▶ **Your goal**
Every line with "price" in it must be copied from the data.

-- Records shown follows --

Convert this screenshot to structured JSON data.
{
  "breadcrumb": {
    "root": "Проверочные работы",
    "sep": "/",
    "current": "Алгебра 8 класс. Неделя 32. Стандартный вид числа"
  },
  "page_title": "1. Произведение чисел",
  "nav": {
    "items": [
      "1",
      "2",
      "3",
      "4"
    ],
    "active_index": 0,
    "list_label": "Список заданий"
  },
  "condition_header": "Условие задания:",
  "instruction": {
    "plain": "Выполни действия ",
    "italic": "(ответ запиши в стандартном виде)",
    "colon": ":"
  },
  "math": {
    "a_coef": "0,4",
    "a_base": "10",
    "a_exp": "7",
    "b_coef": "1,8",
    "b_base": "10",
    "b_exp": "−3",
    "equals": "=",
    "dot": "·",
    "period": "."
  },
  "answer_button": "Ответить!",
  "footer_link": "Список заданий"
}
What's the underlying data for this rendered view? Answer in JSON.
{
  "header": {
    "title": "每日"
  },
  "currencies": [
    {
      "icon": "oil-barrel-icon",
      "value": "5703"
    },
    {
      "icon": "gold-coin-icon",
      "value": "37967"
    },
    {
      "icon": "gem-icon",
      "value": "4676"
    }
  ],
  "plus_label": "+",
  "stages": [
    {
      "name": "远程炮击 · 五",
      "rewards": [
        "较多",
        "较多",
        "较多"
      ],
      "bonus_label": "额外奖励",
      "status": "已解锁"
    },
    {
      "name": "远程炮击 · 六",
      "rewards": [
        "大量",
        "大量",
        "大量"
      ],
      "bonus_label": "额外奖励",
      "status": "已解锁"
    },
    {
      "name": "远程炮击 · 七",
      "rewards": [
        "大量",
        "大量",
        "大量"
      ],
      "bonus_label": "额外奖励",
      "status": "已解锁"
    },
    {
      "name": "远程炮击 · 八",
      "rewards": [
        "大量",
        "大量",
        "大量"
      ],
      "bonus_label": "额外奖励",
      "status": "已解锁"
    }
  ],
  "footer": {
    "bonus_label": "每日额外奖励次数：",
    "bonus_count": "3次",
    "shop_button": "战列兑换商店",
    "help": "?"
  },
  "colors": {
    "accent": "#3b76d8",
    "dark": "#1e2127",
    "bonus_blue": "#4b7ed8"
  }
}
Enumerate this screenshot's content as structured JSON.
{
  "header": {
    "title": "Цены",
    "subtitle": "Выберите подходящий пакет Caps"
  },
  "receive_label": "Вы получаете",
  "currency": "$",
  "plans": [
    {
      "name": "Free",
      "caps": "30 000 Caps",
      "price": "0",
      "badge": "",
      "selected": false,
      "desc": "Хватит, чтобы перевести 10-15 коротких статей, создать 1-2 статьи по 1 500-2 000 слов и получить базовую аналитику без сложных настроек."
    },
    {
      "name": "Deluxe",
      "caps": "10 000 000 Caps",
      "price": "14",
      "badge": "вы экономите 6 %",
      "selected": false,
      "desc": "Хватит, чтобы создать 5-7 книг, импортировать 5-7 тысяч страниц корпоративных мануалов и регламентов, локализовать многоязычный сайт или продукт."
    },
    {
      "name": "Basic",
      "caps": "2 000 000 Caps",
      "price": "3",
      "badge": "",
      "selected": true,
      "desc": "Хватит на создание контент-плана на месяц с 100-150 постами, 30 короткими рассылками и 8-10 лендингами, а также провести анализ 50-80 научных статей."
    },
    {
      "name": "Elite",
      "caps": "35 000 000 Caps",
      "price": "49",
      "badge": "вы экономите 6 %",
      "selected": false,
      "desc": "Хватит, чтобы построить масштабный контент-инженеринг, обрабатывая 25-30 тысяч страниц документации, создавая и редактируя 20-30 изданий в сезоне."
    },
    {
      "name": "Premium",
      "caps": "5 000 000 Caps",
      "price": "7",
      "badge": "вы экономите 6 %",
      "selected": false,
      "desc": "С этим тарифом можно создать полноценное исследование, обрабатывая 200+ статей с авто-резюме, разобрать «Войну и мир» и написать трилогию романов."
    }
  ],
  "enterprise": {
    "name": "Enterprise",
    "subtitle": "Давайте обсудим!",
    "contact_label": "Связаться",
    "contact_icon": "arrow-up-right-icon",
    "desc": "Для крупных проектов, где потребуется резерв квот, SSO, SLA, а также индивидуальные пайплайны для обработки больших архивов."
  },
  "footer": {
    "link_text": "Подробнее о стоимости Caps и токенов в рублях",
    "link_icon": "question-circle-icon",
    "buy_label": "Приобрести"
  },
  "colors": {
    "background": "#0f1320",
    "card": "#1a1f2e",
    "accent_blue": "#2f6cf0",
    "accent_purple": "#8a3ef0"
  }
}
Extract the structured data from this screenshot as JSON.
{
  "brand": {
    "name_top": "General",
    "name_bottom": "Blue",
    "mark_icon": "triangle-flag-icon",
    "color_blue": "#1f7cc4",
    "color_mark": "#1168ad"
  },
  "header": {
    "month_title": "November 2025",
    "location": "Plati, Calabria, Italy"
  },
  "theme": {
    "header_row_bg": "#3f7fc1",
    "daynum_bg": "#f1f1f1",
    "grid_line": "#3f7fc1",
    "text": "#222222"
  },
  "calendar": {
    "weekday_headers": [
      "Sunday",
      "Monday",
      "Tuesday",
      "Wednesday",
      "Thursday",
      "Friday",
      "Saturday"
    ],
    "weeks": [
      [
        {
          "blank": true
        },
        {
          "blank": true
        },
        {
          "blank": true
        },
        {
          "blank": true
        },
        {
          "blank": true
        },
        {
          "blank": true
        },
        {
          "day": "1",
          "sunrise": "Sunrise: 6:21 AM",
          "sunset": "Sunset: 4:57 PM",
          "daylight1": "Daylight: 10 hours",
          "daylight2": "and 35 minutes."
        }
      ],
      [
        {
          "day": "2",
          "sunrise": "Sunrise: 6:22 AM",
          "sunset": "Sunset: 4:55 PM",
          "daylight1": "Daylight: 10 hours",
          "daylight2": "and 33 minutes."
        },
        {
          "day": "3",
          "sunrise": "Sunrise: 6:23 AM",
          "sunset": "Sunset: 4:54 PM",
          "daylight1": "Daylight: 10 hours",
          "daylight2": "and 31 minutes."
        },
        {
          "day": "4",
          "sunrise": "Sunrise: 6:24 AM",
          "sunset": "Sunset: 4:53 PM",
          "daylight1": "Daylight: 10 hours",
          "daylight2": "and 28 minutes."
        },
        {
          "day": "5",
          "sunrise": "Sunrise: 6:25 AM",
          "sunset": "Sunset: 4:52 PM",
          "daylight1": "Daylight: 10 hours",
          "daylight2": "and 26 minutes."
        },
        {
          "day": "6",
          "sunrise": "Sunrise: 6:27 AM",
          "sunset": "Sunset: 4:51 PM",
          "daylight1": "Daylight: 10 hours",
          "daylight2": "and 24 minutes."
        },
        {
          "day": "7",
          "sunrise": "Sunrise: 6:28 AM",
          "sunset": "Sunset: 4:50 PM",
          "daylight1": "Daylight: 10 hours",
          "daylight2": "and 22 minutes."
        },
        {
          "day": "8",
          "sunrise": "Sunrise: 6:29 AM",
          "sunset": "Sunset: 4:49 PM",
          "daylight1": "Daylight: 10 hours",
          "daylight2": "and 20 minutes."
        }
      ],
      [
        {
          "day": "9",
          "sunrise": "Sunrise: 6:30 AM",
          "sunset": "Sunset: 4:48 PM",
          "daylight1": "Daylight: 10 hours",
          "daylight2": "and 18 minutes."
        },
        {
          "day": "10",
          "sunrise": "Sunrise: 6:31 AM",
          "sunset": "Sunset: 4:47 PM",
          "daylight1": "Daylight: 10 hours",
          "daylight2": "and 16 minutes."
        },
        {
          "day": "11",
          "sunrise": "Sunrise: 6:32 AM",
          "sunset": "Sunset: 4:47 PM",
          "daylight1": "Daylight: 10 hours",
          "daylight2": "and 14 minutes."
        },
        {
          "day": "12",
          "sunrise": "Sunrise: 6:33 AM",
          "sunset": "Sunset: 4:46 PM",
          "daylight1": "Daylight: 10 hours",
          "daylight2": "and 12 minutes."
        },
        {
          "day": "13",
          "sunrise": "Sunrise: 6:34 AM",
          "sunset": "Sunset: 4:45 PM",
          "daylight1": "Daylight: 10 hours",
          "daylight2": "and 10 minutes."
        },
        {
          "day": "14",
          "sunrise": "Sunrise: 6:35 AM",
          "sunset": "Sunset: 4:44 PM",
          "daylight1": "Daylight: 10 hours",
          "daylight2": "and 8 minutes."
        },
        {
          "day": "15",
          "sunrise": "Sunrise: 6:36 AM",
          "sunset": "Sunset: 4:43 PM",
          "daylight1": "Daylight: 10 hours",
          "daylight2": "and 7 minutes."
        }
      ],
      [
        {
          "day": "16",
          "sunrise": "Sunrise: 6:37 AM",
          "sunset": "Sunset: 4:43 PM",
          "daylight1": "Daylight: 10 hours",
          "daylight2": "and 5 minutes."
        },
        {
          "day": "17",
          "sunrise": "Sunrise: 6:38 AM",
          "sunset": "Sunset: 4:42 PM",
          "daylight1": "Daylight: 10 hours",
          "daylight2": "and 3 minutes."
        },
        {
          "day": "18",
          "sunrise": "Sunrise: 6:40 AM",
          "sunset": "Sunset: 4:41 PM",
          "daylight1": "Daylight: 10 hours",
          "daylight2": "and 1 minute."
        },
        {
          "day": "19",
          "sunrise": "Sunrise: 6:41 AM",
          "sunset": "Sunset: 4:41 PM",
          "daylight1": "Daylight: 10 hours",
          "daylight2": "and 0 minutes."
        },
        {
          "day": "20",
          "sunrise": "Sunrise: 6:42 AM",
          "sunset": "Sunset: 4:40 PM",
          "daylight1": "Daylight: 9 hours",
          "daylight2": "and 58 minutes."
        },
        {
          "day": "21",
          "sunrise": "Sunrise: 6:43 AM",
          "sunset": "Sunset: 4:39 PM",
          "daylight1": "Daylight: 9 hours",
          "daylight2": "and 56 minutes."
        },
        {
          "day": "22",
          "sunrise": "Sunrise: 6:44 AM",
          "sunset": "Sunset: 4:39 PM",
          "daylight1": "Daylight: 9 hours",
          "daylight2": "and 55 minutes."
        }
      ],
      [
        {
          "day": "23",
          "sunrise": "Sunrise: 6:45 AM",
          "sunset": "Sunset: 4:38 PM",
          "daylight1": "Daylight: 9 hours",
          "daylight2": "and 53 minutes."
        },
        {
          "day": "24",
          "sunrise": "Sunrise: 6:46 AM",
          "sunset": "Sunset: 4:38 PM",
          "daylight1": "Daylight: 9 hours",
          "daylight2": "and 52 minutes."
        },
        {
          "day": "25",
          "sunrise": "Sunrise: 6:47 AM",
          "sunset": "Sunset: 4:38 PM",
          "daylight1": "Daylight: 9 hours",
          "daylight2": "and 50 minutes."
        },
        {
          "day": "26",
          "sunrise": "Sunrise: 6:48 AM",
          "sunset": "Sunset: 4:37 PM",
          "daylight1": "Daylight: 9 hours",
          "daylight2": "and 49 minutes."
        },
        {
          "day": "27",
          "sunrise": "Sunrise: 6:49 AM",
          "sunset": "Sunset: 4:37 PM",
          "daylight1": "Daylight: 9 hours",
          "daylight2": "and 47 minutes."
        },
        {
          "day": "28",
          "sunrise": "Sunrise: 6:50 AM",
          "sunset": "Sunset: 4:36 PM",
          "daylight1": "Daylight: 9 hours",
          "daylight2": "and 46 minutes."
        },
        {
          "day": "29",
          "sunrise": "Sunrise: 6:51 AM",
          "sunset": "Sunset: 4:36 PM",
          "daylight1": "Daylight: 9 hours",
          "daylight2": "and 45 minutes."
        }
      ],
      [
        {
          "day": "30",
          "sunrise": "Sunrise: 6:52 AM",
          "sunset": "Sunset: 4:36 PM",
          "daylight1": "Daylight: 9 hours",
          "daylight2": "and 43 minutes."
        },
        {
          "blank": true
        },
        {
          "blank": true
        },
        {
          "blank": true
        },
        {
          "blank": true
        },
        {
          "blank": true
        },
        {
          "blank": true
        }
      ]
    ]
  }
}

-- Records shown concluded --

▶ **Problem solution**
      "price": "0",
      "price": "14",
      "price": "3",
      "price": "49",
      "price": "7",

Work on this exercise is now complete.